Protein Aggregation and Amyloid Pathogenicity

Protein misfolding and aggregation are implicated in a wide range of increasingly prevalent human diseases ranging from dementia to diabetes. The common name for this category of diseases is amyloidosis. Although the clinical manifestations of these disorders vary widely, there are many molecular processes and cellular consequences that are shared by these disorders.

The protein deposits for these diseases are most commonly composed of amyloid fibrils which are characterized by a cross beta-structure. In our research we are investigating the molecular origins and pathogenesis of two important amyloid diseases, Alzheimer’s disease (AD) and Lysozyme amyloidosis (LA).

AD is a neurodegenerative disease that gradually destroys a person’s brain cells and leads to progressive decline in mental function. The disease is affecting 5% of the population over the age of 65 and as the longevity of humans increases, AD will affect a larger number of people and involve large economic costs caused by minding human suffering. LA is a non-neuropathic systemic amyloidosis where large amounts of protein aggregates can be found in internal organs and eventually cause failure of the organ.

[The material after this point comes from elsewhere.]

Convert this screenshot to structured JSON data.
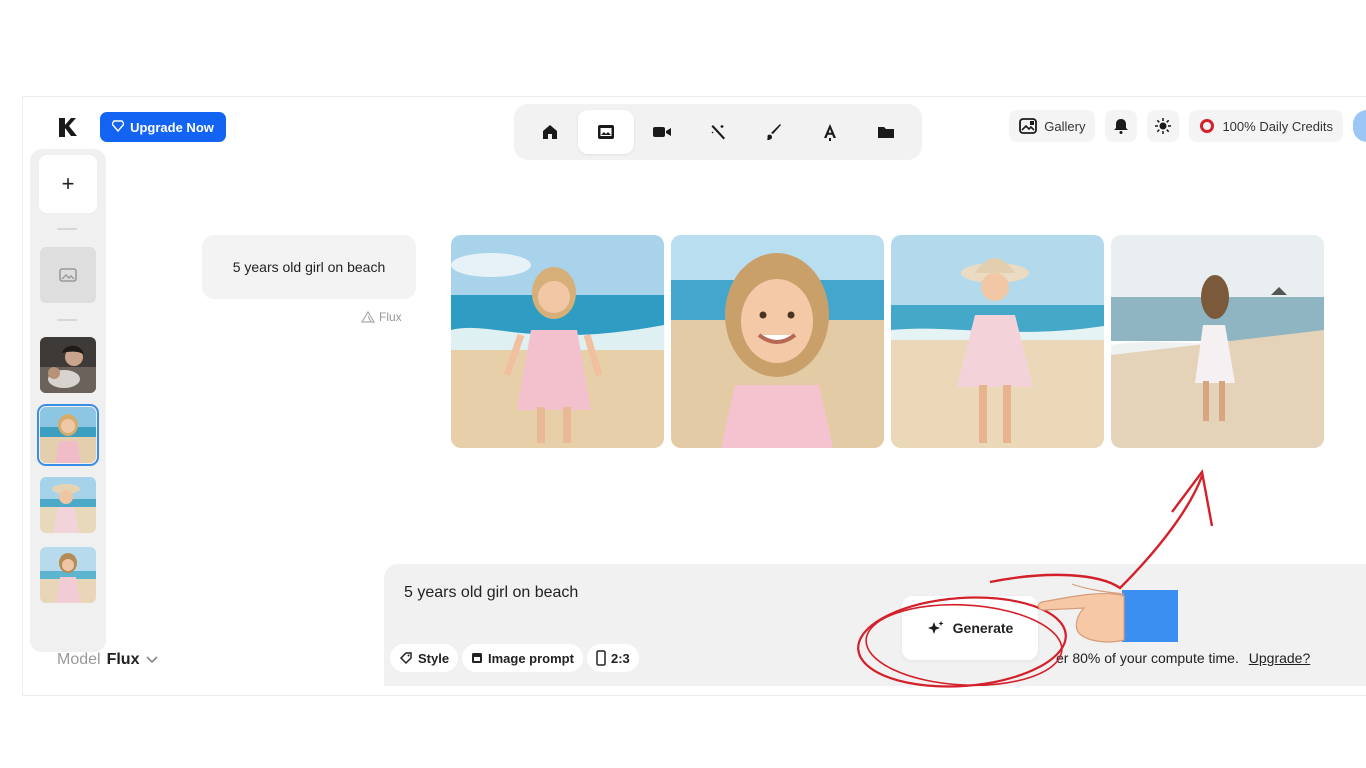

Our research is focused on the aggregation behavior of the Amyloid-beta (Abeta) peptide (associated with AD) and of the protein lysozyme (associated with LA). By expressing Abeta and lysozyme in Drosophila melanogaster we can study the aggregation of these proteins in a complex multicellular environment and look into the role of specific cellular factors and pathways in the pathogenesis caused by misfolding and aggregation. In combination with in vitro biophysical studies, we are then aiming to correlate the formation of particular morphologies of the aggregates with in vivo toxicity. This approach will allow us to investigate the identity of the toxic species formed during the aggregation process of the Abeta peptide and lysozyme to find novel therapeutic strategies to combat these devastating diseases.